= Beginning of Section =

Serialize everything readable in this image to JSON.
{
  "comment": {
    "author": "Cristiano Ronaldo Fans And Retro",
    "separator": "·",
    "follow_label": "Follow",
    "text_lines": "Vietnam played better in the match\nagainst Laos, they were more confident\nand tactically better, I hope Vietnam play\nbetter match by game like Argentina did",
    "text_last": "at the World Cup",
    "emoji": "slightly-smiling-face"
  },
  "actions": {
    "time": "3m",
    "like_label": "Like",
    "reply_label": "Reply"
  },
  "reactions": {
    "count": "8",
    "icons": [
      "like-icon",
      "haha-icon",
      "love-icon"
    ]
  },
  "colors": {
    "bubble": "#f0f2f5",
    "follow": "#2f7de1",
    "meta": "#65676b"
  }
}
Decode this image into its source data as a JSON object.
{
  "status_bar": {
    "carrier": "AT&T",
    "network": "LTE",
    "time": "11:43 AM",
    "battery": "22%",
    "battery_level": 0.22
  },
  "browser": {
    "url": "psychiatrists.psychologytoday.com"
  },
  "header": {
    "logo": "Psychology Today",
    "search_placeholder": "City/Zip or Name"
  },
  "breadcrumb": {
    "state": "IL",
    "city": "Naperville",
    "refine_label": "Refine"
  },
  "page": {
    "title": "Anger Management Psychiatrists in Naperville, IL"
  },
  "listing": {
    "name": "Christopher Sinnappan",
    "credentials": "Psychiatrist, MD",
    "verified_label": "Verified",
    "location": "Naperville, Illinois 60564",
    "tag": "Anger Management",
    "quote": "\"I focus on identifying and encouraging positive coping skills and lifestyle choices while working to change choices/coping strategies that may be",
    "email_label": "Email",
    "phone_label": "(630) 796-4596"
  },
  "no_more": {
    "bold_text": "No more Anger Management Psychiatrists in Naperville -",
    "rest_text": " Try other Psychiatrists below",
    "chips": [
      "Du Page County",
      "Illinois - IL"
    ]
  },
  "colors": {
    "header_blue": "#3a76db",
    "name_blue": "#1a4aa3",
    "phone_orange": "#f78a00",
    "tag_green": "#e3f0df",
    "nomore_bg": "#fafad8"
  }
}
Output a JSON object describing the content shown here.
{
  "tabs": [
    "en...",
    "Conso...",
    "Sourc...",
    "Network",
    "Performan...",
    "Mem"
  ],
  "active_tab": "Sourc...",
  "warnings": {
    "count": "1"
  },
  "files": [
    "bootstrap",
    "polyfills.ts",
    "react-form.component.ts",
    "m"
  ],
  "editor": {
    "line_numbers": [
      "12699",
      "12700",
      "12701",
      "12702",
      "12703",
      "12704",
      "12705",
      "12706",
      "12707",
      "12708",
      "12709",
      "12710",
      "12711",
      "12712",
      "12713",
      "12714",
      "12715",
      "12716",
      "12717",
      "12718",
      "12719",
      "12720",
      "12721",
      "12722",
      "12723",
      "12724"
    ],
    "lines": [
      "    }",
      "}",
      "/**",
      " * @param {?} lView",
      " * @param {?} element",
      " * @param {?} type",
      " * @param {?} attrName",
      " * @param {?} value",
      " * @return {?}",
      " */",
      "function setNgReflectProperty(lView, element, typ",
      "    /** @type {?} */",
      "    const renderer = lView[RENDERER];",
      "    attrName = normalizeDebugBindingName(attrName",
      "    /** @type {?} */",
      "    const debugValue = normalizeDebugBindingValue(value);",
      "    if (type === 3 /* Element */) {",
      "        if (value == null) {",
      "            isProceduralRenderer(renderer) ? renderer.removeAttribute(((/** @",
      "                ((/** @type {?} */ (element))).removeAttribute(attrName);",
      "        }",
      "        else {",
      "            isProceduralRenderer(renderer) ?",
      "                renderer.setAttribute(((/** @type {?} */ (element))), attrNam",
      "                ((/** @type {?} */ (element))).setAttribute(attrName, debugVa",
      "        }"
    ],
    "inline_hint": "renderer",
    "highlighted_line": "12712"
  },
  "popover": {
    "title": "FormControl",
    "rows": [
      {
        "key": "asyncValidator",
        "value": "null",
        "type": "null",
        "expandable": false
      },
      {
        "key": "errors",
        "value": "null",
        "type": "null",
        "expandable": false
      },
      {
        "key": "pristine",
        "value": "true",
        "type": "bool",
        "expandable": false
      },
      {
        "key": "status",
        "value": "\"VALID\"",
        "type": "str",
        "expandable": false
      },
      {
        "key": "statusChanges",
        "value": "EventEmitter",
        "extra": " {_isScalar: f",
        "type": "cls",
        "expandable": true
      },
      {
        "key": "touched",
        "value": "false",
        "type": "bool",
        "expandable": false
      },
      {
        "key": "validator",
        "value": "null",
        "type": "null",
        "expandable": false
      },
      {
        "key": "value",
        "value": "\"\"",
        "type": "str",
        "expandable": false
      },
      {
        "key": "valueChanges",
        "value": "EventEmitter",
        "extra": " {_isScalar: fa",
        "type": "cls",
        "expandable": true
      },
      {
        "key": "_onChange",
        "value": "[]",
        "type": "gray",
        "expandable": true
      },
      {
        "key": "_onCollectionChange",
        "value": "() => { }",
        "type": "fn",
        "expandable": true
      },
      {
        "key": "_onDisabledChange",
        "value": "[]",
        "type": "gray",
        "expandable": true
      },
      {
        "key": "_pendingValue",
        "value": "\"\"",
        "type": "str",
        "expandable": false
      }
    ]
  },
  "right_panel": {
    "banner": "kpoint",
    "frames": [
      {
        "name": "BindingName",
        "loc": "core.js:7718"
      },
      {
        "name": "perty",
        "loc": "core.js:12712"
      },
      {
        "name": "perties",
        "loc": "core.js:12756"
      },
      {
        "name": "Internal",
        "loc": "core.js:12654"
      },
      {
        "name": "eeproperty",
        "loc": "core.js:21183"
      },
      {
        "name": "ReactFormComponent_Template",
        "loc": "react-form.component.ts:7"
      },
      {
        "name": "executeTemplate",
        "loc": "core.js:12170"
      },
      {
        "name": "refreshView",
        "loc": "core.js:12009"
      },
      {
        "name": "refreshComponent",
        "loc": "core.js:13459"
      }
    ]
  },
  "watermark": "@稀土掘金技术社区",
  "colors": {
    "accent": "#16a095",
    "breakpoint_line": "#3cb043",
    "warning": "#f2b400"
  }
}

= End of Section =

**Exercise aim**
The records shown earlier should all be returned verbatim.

**Answer to this problem**
Serialize everything readable in this image to JSON.
{
  "comment": {
    "author": "Cristiano Ronaldo Fans And Retro",
    "separator": "·",
    "follow_label": "Follow",
    "text_lines": "Vietnam played better in the match\nagainst Laos, they were more confident\nand tactically better, I hope Vietnam play\nbetter match by game like Argentina did",
    "text_last": "at the World Cup",
    "emoji": "slightly-smiling-face"
  },
  "actions": {
    "time": "3m",
    "like_label": "Like",
    "reply_label": "Reply"
  },
  "reactions": {
    "count": "8",
    "icons": [
      "like-icon",
      "haha-icon",
      "love-icon"
    ]
  },
  "colors": {
    "bubble": "#f0f2f5",
    "follow": "#2f7de1",
    "meta": "#65676b"
  }
}
Decode this image into its source data as a JSON object.
{
  "status_bar": {
    "carrier": "AT&T",
    "network": "LTE",
    "time": "11:43 AM",
    "battery": "22%",
    "battery_level": 0.22
  },
  "browser": {
    "url": "psychiatrists.psychologytoday.com"
  },
  "header": {
    "logo": "Psychology Today",
    "search_placeholder": "City/Zip or Name"
  },
  "breadcrumb": {
    "state": "IL",
    "city": "Naperville",
    "refine_label": "Refine"
  },
  "page": {
    "title": "Anger Management Psychiatrists in Naperville, IL"
  },
  "listing": {
    "name": "Christopher Sinnappan",
    "credentials": "Psychiatrist, MD",
    "verified_label": "Verified",
    "location": "Naperville, Illinois 60564",
    "tag": "Anger Management",
    "quote": "\"I focus on identifying and encouraging positive coping skills and lifestyle choices while working to change choices/coping strategies that may be",
    "email_label": "Email",
    "phone_label": "(630) 796-4596"
  },
  "no_more": {
    "bold_text": "No more Anger Management Psychiatrists in Naperville -",
    "rest_text": " Try other Psychiatrists below",
    "chips": [
      "Du Page County",
      "Illinois - IL"
    ]
  },
  "colors": {
    "header_blue": "#3a76db",
    "name_blue": "#1a4aa3",
    "phone_orange": "#f78a00",
    "tag_green": "#e3f0df",
    "nomore_bg": "#fafad8"
  }
}
Output a JSON object describing the content shown here.
{
  "tabs": [
    "en...",
    "Conso...",
    "Sourc...",
    "Network",
    "Performan...",
    "Mem"
  ],
  "active_tab": "Sourc...",
  "warnings": {
    "count": "1"
  },
  "files": [
    "bootstrap",
    "polyfills.ts",
    "react-form.component.ts",
    "m"
  ],
  "editor": {
    "line_numbers": [
      "12699",
      "12700",
      "12701",
      "12702",
      "12703",
      "12704",
      "12705",
      "12706",
      "12707",
      "12708",
      "12709",
      "12710",
      "12711",
      "12712",
      "12713",
      "12714",
      "12715",
      "12716",
      "12717",
      "12718",
      "12719",
      "12720",
      "12721",
      "12722",
      "12723",
      "12724"
    ],
    "lines": [
      "    }",
      "}",
      "/**",
      " * @param {?} lView",
      " * @param {?} element",
      " * @param {?} type",
      " * @param {?} attrName",
      " * @param {?} value",
      " * @return {?}",
      " */",
      "function setNgReflectProperty(lView, element, typ",
      "    /** @type {?} */",
      "    const renderer = lView[RENDERER];",
      "    attrName = normalizeDebugBindingName(attrName",
      "    /** @type {?} */",
      "    const debugValue = normalizeDebugBindingValue(value);",
      "    if (type === 3 /* Element */) {",
      "        if (value == null) {",
      "            isProceduralRenderer(renderer) ? renderer.removeAttribute(((/** @",
      "                ((/** @type {?} */ (element))).removeAttribute(attrName);",
      "        }",
      "        else {",
      "            isProceduralRenderer(renderer) ?",
      "                renderer.setAttribute(((/** @type {?} */ (element))), attrNam",
      "                ((/** @type {?} */ (element))).setAttribute(attrName, debugVa",
      "        }"
    ],
    "inline_hint": "renderer",
    "highlighted_line": "12712"
  },
  "popover": {
    "title": "FormControl",
    "rows": [
      {
        "key": "asyncValidator",
        "value": "null",
        "type": "null",
        "expandable": false
      },
      {
        "key": "errors",
        "value": "null",
        "type": "null",
        "expandable": false
      },
      {
        "key": "pristine",
        "value": "true",
        "type": "bool",
        "expandable": false
      },
      {
        "key": "status",
        "value": "\"VALID\"",
        "type": "str",
        "expandable": false
      },
      {
        "key": "statusChanges",
        "value": "EventEmitter",
        "extra": " {_isScalar: f",
        "type": "cls",
        "expandable": true
      },
      {
        "key": "touched",
        "value": "false",
        "type": "bool",
        "expandable": false
      },
      {
        "key": "validator",
        "value": "null",
        "type": "null",
        "expandable": false
      },
      {
        "key": "value",
        "value": "\"\"",
        "type": "str",
        "expandable": false
      },
      {
        "key": "valueChanges",
        "value": "EventEmitter",
        "extra": " {_isScalar: fa",
        "type": "cls",
        "expandable": true
      },
      {
        "key": "_onChange",
        "value": "[]",
        "type": "gray",
        "expandable": true
      },
      {
        "key": "_onCollectionChange",
        "value": "() => { }",
        "type": "fn",
        "expandable": true
      },
      {
        "key": "_onDisabledChange",
        "value": "[]",
        "type": "gray",
        "expandable": true
      },
      {
        "key": "_pendingValue",
        "value": "\"\"",
        "type": "str",
        "expandable": false
      }
    ]
  },
  "right_panel": {
    "banner": "kpoint",
    "frames": [
      {
        "name": "BindingName",
        "loc": "core.js:7718"
      },
      {
        "name": "perty",
        "loc": "core.js:12712"
      },
      {
        "name": "perties",
        "loc": "core.js:12756"
      },
      {
        "name": "Internal",
        "loc": "core.js:12654"
      },
      {
        "name": "eeproperty",
        "loc": "core.js:21183"
      },
      {
        "name": "ReactFormComponent_Template",
        "loc": "react-form.component.ts:7"
      },
      {
        "name": "executeTemplate",
        "loc": "core.js:12170"
      },
      {
        "name": "refreshView",
        "loc": "core.js:12009"
      },
      {
        "name": "refreshComponent",
        "loc": "core.js:13459"
      }
    ]
  },
  "watermark": "@稀土掘金技术社区",
  "colors": {
    "accent": "#16a095",
    "breakpoint_line": "#3cb043",
    "warning": "#f2b400"
  }
}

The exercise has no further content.